The jobs that are most impacted are those that involve activities that AI can do more efficiently than humans. Repetitive, data-driven tasks, entry-level programming, analytics, engineering, graphic design, human resources, marketing, advertising, some aspects of customer support, legal research and of course teaching and learning design. Some experts (Eloundou et al., 2023) posit that software and tooling built on top of large language models could complete between 47% and 56% of all worker tasks in the US (obviously depending on the industry and application) significantly faster at the same level of quality. 

Research by the Boston Consulting Group (Fabrizio Dell'Acqua et al., 2023) on 18 different tasks done at the consulting company, found that of the 758 consultants involved in the study, those who used AI outperformed those who did not - by a considerable margin and by every way performance is measured. Interestingly too - those consultants who measured the worst before using AI had the biggest increase in their performance, indicating that AI use can be a leveller.

However, when posed a problem the experimenters knew AI would give a wrong but convincing answer to - many did worse. Another study on the use of high-quality AI by 181 recruiters (Fabrizio Dell'Acqua, 2023) found that users became over-reliant on AI and missed out on potentially qualified applicants.

Researcher Ethan Mollick's article on AI's "Jagged Frontier" looks at both these studies as well as how he uses AI depending on the task at hand. His conclusion thus far is:

"On some tasks AI is immensely powerful, and on others it fails completely or subtly. And, unless you use AI a lot, you won’t know which is which."  

AI prompting

Prompt engineering is how you construct inputs for generative AIs and is vital to ensuring you get output that is suitable to your needs. To do this, you need to have at least a baseline understanding of the topic at hand as you will need to use the correct terminology and an understanding of the context of the terms being used. In the case of AI image generation, you may need the basics of the type of art you wish to generate and the colour palettes, styles, periods, framing and other visual considerations in addition to defining the subject, focus, context, actions and settings you want to see in the final product.

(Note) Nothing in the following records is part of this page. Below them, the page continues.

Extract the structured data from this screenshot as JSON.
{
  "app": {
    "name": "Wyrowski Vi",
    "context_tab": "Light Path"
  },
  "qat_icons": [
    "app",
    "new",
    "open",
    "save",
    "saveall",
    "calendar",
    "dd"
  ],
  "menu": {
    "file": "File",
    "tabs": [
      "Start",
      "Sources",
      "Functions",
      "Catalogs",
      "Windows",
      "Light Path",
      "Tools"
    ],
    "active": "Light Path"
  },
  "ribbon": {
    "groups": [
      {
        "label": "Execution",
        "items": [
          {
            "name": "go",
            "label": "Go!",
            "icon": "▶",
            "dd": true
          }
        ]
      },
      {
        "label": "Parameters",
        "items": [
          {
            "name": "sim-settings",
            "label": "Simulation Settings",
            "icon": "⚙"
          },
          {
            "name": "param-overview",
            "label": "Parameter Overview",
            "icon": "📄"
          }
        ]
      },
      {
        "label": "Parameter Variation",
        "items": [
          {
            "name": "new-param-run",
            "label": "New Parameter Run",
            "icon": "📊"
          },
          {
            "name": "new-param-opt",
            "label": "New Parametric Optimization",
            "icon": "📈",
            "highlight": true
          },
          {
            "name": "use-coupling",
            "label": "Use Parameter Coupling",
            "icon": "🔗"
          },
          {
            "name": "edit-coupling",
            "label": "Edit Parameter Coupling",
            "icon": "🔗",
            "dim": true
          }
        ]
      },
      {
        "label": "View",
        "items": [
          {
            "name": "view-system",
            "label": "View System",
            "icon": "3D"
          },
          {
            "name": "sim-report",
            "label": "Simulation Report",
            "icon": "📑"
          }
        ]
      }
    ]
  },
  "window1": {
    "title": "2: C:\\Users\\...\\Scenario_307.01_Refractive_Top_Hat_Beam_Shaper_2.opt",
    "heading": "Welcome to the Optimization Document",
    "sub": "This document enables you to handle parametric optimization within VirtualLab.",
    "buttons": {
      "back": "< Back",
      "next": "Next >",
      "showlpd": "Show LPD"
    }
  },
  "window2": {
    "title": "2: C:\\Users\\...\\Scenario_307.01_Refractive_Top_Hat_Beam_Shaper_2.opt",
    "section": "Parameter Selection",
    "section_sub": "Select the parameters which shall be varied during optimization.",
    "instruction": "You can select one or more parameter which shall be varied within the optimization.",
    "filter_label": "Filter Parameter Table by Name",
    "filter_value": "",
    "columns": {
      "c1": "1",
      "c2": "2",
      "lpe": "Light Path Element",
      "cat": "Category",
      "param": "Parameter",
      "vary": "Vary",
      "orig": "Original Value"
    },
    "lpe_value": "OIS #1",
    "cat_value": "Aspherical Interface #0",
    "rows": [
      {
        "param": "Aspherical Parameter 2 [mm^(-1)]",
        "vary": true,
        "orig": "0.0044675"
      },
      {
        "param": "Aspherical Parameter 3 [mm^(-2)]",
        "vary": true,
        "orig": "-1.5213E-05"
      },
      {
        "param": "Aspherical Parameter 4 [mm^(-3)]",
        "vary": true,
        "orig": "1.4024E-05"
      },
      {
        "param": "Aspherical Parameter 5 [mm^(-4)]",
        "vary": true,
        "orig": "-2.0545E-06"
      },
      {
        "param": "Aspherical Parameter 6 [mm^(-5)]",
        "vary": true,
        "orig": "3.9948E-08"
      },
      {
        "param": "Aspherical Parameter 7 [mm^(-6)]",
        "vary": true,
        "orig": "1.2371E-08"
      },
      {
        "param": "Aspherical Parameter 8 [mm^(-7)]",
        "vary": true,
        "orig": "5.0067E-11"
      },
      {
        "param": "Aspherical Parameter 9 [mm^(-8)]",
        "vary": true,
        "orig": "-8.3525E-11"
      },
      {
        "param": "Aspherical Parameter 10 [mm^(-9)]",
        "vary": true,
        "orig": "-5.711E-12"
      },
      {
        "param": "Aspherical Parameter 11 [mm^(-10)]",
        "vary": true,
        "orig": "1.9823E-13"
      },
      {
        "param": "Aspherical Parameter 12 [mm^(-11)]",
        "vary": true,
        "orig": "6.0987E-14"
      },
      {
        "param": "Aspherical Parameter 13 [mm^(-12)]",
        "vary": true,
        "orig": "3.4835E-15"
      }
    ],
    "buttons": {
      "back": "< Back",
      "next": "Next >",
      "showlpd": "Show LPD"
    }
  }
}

Different AI tools can produce different results. Even the same AI tool can and will produce different outputs from the same input. Practice is key to getting the results you want. 

Some basic rules of prompting are:

  • Be concise - avoid colloquialisms and slang, use direct language, avoid trying to complete multiple tasks at once 
  • Target word complexity - this will help the AI understand the level of sophistication of the output
  • Provide context - provide the AI with a persona (a description of a person it should act as), the audience, the situation
  • Specify the output format - with a text AI - are you looking for quiz questions, a rubric, some bullet points from a transcript, a text description of an image, a summary of a document, a research question or paper title, a video script from your notes?
  • Parameters - is there any specific style or tone you're after? An artistic school or style of image? Background colour? How long do you want the output to be in terms of words, minutes, pages, number of bullet points?
  • Ask the AI if it has questions before it starts - this you can opt to do or not, depending on your context, but it can prompt you with some surprising questions that can help it narrow the context

This video from the Wharton School's Eli and Lilach Mollick demonstrate some AI prompting techniques. The key to getting proficient at AI prompting is practice. 

Video: Practical AI for Instructors and Students Part 3: Prompting AI (Length: 11:41)

Note: since this was written, ChatGPT has rolled out "custom GPTs" for paid subscribers. This functionality allows users to create persistent, contextualised personas that they can share with others. As well, paid subscribers can upload PDFs and images for analysis by ChatGPT.